Posts Tagged ‘Writer Beware’
How many times have you tuned into a murder mystery television show, such as Murder, She Wrote, and within the first 10 minutes, been able to ID whodunit…sometimes even before the murder occurs?
I blogged Tuesday about PublishAmerica’s now-infamous J.K. Rowling promotion, which promised, for just $49, to bring PA authors’ books to Rowling’s attention during PA’s upcoming visit to Scotland.
PublishAmerica. As many of you are aware, this author mill is known for its efforts to persuade its authors to buy their own books, in part via a rotating series of “special offers.”
I get a lot of questions about contests and awards programs. Many self-published and small press writers are mesmerized by the possibility of prestige and recognition they seem to offer.
When Westerners think of major book markets, India may not be the first country that springs to mind.

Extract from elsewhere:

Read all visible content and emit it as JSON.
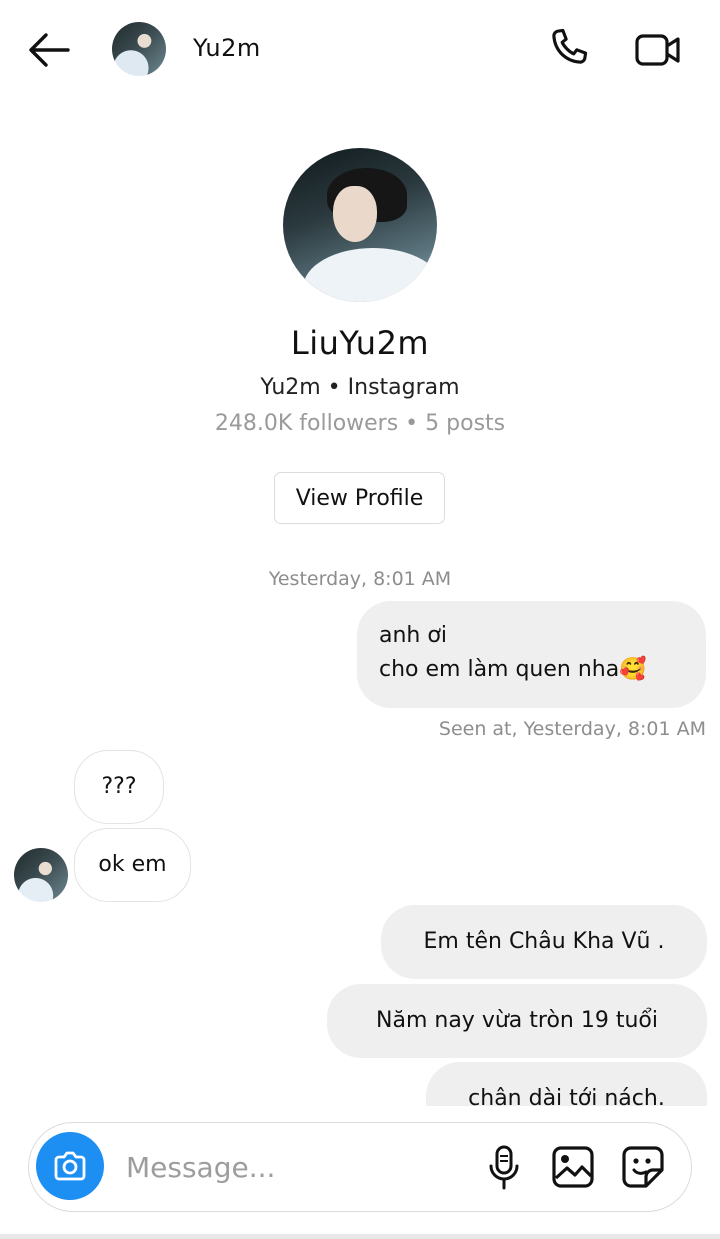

But India’s publishing industry is the sixth largest in the world, and fully a third of it is devoted to English-language publishing.
Just as in the USA and the UK, the success of debut novelists in India fuels the dreams of legions of aspiring writers. And where there are aspiring writers, there are writing scams.
I’ve gotten some questions over the past week about a fiction contest currently being conducted by WriteOnCon, a “totally free, interactive online Writer’s Conference held annually during the summer.”
Direct contact from a publisher or agent should always be treated with caution, until research can determine whether the company or individual is reputable.
There’s been some Internet buzz over the past few days about an apparent scam in which an unknown individual, posing as agent Jodi Reamer of uber-agency Writers House, targeted an unsuspecting author with a fake representation offer, followed by a fake high-advance contract offer from a major publishing house, all in the space of a few hours.
If you thought that Judge Denny Chin’s denial of the Google Book Settlement last March was the end of that story, you were wrong.